  • (3) If the day that is 12 months after the filing date of a provisional application falls on a Saturday, Sunday, or Federal holiday within the District of Columbia, the period of pendency of the provisional application shall be extended to the next succeeding secular or business day. For an application for patent filed under section 363 in a Receiving Office other than the Patent and Trademark Office, the 12-month and additional 2-month period set forth in this subsection shall be extended as provided under the treaty and Regulations as defined in section 351.

37 CFR 1.78 Claiming benefit of earlier filing date and cross-references to other applications

  • (a) Claims under 35 U.S.C. 119(e) for the benefit of a prior-filed provisional application. An applicant in a nonprovisional application, other than for a design patent, or an international application designating the United States may claim the benefit of one or more prior-filed provisional applications under the conditions set forth in 35 U.S.C. 119(e) and this section.
    • (1) The nonprovisional application or international application designating the United States must be:
      • (i) Filed not later than twelve months after the date on which the provisional application was filed, subject to paragraph (b) of this section (a subsequent application); or
      • (ii) Entitled to claim the benefit under 35 U.S.C. 120121, or 365(c) of a subsequent application that was filed within the period set forth in paragraph (a)(1)(i) of this section.
    • (2) Each prior-filed provisional application must name the inventor or a joint inventor named in the later-filed application as the inventor or a joint inventor. In addition, each prior-filed provisional application must be entitled to a filing date as set forth in § 1.53(c), and the basic filing fee set forth in § 1.16(d) must have been paid for such provisional application within the time period set forth in § 1.53(g).
    • (3) Any nonprovisional application or international application designating the United States that claims the benefit of one or more prior-filed provisional applications must contain, or be amended to contain, a reference to each such prior-filed provisional application, identifying it by the provisional application number (consisting of series code and serial number). If the later-filed application is a nonprovisional application, the reference required by this paragraph must be included in an application data sheet (§ 1.76(b)(5)).

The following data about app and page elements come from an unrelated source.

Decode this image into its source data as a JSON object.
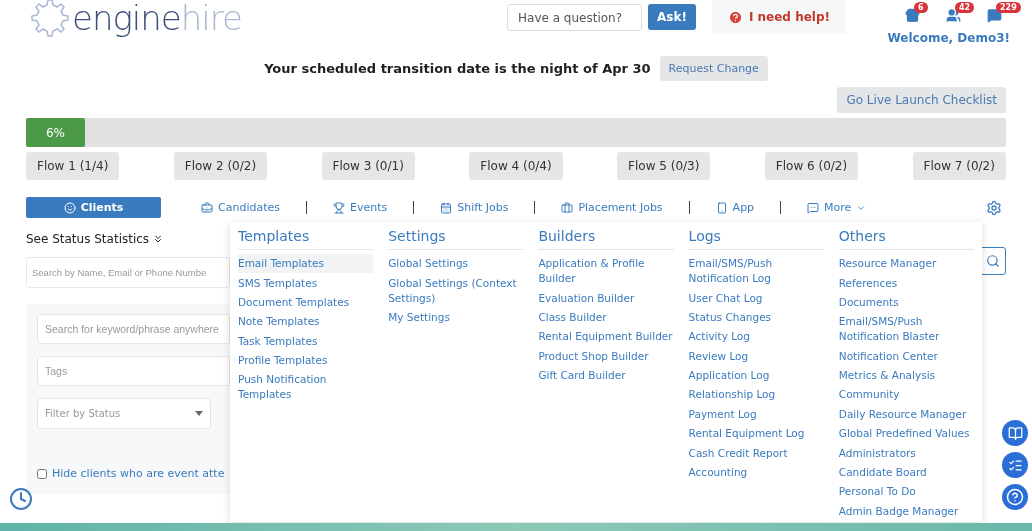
{
  "header": {
    "logo": {
      "primary": "engine",
      "secondary": "hire"
    },
    "question": {
      "placeholder": "Have a question?"
    },
    "ask_button": "Ask!",
    "help_button": "I need help!",
    "badges": [
      {
        "kind": "store",
        "count": "6"
      },
      {
        "kind": "people",
        "count": "42"
      },
      {
        "kind": "chat",
        "count": "229"
      }
    ],
    "welcome": "Welcome, Demo3!"
  },
  "transition": {
    "message": "Your scheduled transition date is the night of Apr 30",
    "button": "Request Change"
  },
  "go_live_button": "Go Live Launch Checklist",
  "progress": {
    "level": 0.06,
    "label": "6%"
  },
  "flows": [
    "Flow 1 (1/4)",
    "Flow 2 (0/2)",
    "Flow 3 (0/1)",
    "Flow 4 (0/4)",
    "Flow 5 (0/3)",
    "Flow 6 (0/2)",
    "Flow 7 (0/2)"
  ],
  "tabs": [
    {
      "label": "Clients",
      "kind": "clients",
      "selected": true
    },
    {
      "label": "Candidates",
      "kind": "candidates",
      "selected": false
    },
    {
      "label": "Events",
      "kind": "events",
      "selected": false
    },
    {
      "label": "Shift Jobs",
      "kind": "shifts",
      "selected": false
    },
    {
      "label": "Placement Jobs",
      "kind": "placement",
      "selected": false
    },
    {
      "label": "App",
      "kind": "app",
      "selected": false
    },
    {
      "label": "More",
      "kind": "more",
      "selected": false
    }
  ],
  "sidebar": {
    "status_toggle": "See Status Statistics",
    "search": {
      "placeholder": "Search by Name, Email or Phone Numbe"
    },
    "keyword": {
      "placeholder": "Search for keyword/phrase anywhere"
    },
    "tags": {
      "placeholder": "Tags"
    },
    "status_filter": {
      "placeholder": "Filter by Status"
    },
    "hide_checkbox": {
      "label": "Hide clients who are event atte",
      "checked": false
    }
  },
  "menu": {
    "columns": [
      {
        "title": "Templates",
        "items": [
          {
            "label": "Email Templates",
            "selected": true
          },
          {
            "label": "SMS Templates",
            "selected": false
          },
          {
            "label": "Document Templates",
            "selected": false
          },
          {
            "label": "Note Templates",
            "selected": false
          },
          {
            "label": "Task Templates",
            "selected": false
          },
          {
            "label": "Profile Templates",
            "selected": false
          },
          {
            "label": "Push Notification Templates",
            "selected": false
          }
        ]
      },
      {
        "title": "Settings",
        "items": [
          {
            "label": "Global Settings",
            "selected": false
          },
          {
            "label": "Global Settings (Context Settings)",
            "selected": false
          },
          {
            "label": "My Settings",
            "selected": false
          }
        ]
      },
      {
        "title": "Builders",
        "items": [
          {
            "label": "Application & Profile Builder",
            "selected": false
          },
          {
            "label": "Evaluation Builder",
            "selected": false
          },
          {
            "label": "Class Builder",
            "selected": false
          },
          {
            "label": "Rental Equipment Builder",
            "selected": false
          },
          {
            "label": "Product Shop Builder",
            "selected": false
          },
          {
            "label": "Gift Card Builder",
            "selected": false
          }
        ]
      },
      {
        "title": "Logs",
        "items": [
          {
            "label": "Email/SMS/Push Notification Log",
            "selected": false
          },
          {
            "label": "User Chat Log",
            "selected": false
          },
          {
            "label": "Status Changes",
            "selected": false
          },
          {
            "label": "Activity Log",
            "selected": false
          },
          {
            "label": "Review Log",
            "selected": false
          },
          {
            "label": "Application Log",
            "selected": false
          },
          {
            "label": "Relationship Log",
            "selected": false
          },
          {
            "label": "Payment Log",
            "selected": false
          },
          {
            "label": "Rental Equipment Log",
            "selected": false
          },
          {
            "label": "Cash Credit Report",
            "selected": false
          },
          {
            "label": "Accounting",
            "selected": false
          }
        ]
      },
      {
        "title": "Others",
        "items": [
          {
            "label": "Resource Manager",
            "selected": false
          },
          {
            "label": "References",
            "selected": false
          },
          {
            "label": "Documents",
            "selected": false
          },
          {
            "label": "Email/SMS/Push Notification Blaster",
            "selected": false
          },
          {
            "label": "Notification Center",
            "selected": false
          },
          {
            "label": "Metrics & Analysis",
            "selected": false
          },
          {
            "label": "Community",
            "selected": false
          },
          {
            "label": "Daily Resource Manager",
            "selected": false
          },
          {
            "label": "Global Predefined Values",
            "selected": false
          },
          {
            "label": "Administrators",
            "selected": false
          },
          {
            "label": "Candidate Board",
            "selected": false
          },
          {
            "label": "Personal To Do",
            "selected": false
          },
          {
            "label": "Admin Badge Manager",
            "selected": false
          }
        ]
      }
    ]
  }
}
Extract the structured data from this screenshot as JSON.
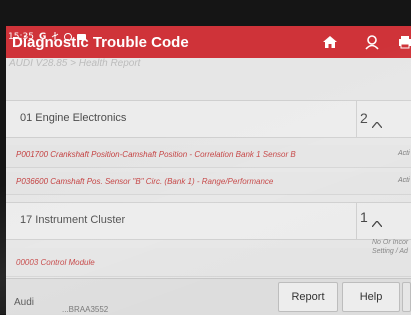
{
  "status_bar": {
    "time": "15:35",
    "icons": [
      "g-icon",
      "usb-icon",
      "target-icon",
      "video-icon"
    ]
  },
  "header": {
    "title": "Diagnostic Trouble Code",
    "icons": [
      "home-icon",
      "user-icon",
      "print-icon"
    ],
    "color": "#cf3339"
  },
  "breadcrumb": "AUDI V28.85 > Health Report",
  "groups": [
    {
      "label": "01 Engine Electronics",
      "count": "2"
    },
    {
      "label": "17 Instrument Cluster",
      "count": "1"
    }
  ],
  "codes": [
    {
      "text": "P001700 Crankshaft Position-Camshaft Position - Correlation Bank 1 Sensor B",
      "status": "Acti"
    },
    {
      "text": "P036600 Camshaft Pos. Sensor \"B\" Circ. (Bank 1) - Range/Performance",
      "status": "Acti"
    },
    {
      "text": "00003 Control Module",
      "status_line1": "No Or Incor",
      "status_line2": "Setting / Ad"
    }
  ],
  "footer": {
    "vehicle": "Audi",
    "vin": "...BRAA3552",
    "report_label": "Report",
    "help_label": "Help"
  }
}
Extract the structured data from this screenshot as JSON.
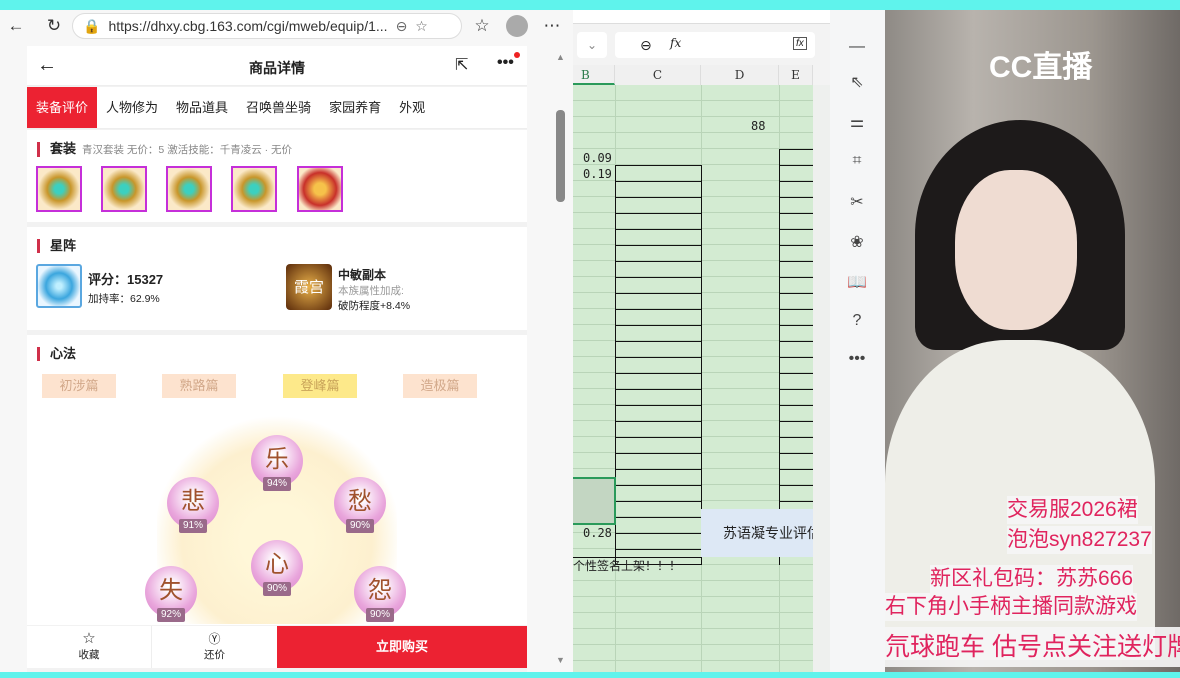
{
  "browser": {
    "url": "https://dhxy.cbg.163.com/cgi/mweb/equip/1...",
    "icons": [
      "back-icon",
      "refresh-icon",
      "lock-icon",
      "zoom-out-icon",
      "star-icon",
      "favorites-icon",
      "profile-icon",
      "more-icon"
    ]
  },
  "page": {
    "title": "商品详情",
    "tabs": [
      "装备评价",
      "人物修为",
      "物品道具",
      "召唤兽坐骑",
      "家园养育",
      "外观"
    ],
    "suit": {
      "label": "套装",
      "info": "青汉套装  无价：5  激活技能：千青凌云 · 无价"
    },
    "star": {
      "label": "星阵",
      "score": "评分：15327",
      "rate": "加持率：62.9%",
      "name": "中敏副本",
      "sub": "本族属性加成:",
      "bonus": "破防程度+8.4%",
      "emblem": "霞宫"
    },
    "xinfa": {
      "label": "心法",
      "levels": [
        "初涉篇",
        "熟路篇",
        "登峰篇",
        "造极篇"
      ],
      "nodes": [
        {
          "c": "乐",
          "p": "94%"
        },
        {
          "c": "悲",
          "p": "91%"
        },
        {
          "c": "愁",
          "p": "90%"
        },
        {
          "c": "心",
          "p": "90%"
        },
        {
          "c": "失",
          "p": "92%"
        },
        {
          "c": "怨",
          "p": "90%"
        }
      ]
    },
    "bottom": {
      "fav": "收藏",
      "bargain": "还价",
      "buy": "立即购买"
    }
  },
  "sheet": {
    "fx": "fx",
    "cols": [
      "B",
      "C",
      "D",
      "E"
    ],
    "cells": {
      "d88": "88",
      "b1": "0.09",
      "b2": "0.19",
      "b3": "0.28",
      "eval": "苏语凝专业评估",
      "sig": "个性签名上架！！！"
    }
  },
  "video": {
    "logo": "CC直播",
    "lines": [
      "交易服2026裙",
      "泡泡syn827237",
      "新区礼包码：苏苏666",
      "右下角小手柄主播同款游戏",
      "氘球跑车   估号点关注送灯牌"
    ]
  },
  "colors": {
    "accent": "#ec2232",
    "sheet": "#d3ebd2",
    "overlay": "#e0245e"
  }
}
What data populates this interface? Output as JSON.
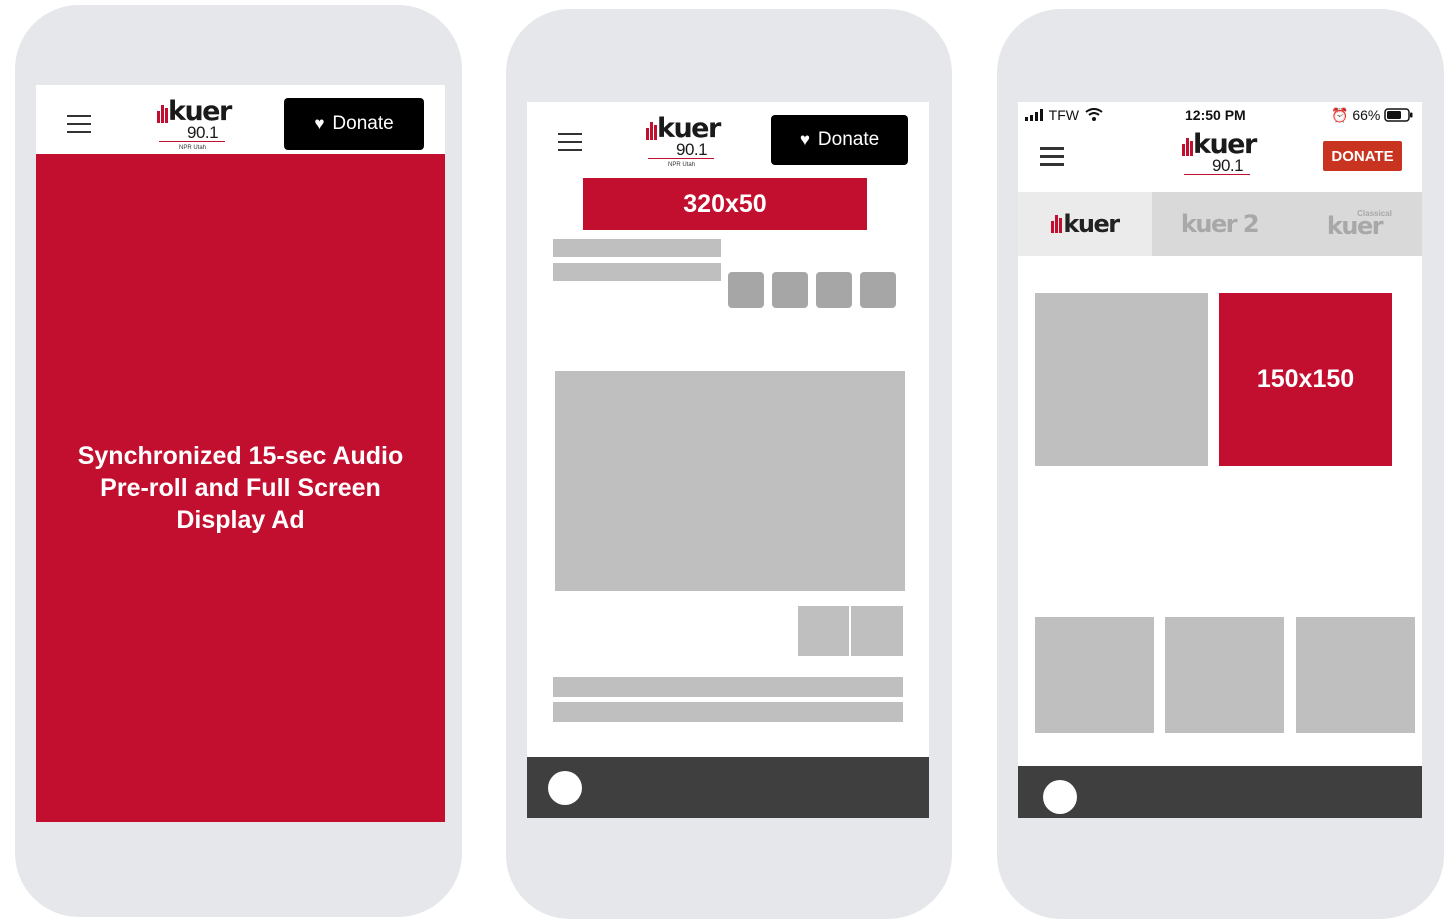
{
  "phone1": {
    "donate_label": "Donate",
    "ad_label": "Synchronized 15-sec Audio Pre-roll and Full Screen Display Ad"
  },
  "phone2": {
    "donate_label": "Donate",
    "banner_label": "320x50"
  },
  "phone3": {
    "status": {
      "carrier": "TFW",
      "time": "12:50 PM",
      "battery": "66%"
    },
    "donate_label": "DONATE",
    "tabs": [
      {
        "label": "kuer"
      },
      {
        "label": "kuer 2"
      },
      {
        "label": "kuer",
        "super": "Classical"
      }
    ],
    "ad_label": "150x150"
  },
  "logo": {
    "word": "kuer",
    "freq": "90.1",
    "tagline": "NPR Utah"
  },
  "colors": {
    "brand_red": "#c30f2f",
    "placeholder_gray": "#bfbfbf",
    "player_bar": "#3f3f3f",
    "phone_frame": "#e6e7ea"
  }
}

    • (4) The reference required by paragraph (a)(3) of this section must be submitted during the pendency of the later-filed application. If the later-filed application is an application filed under 35 U.S.C. 111(a), this reference must also be submitted within the later of four months from the actual filing date of the later-filed application or sixteen months from the filing date of the prior-filed provisional application.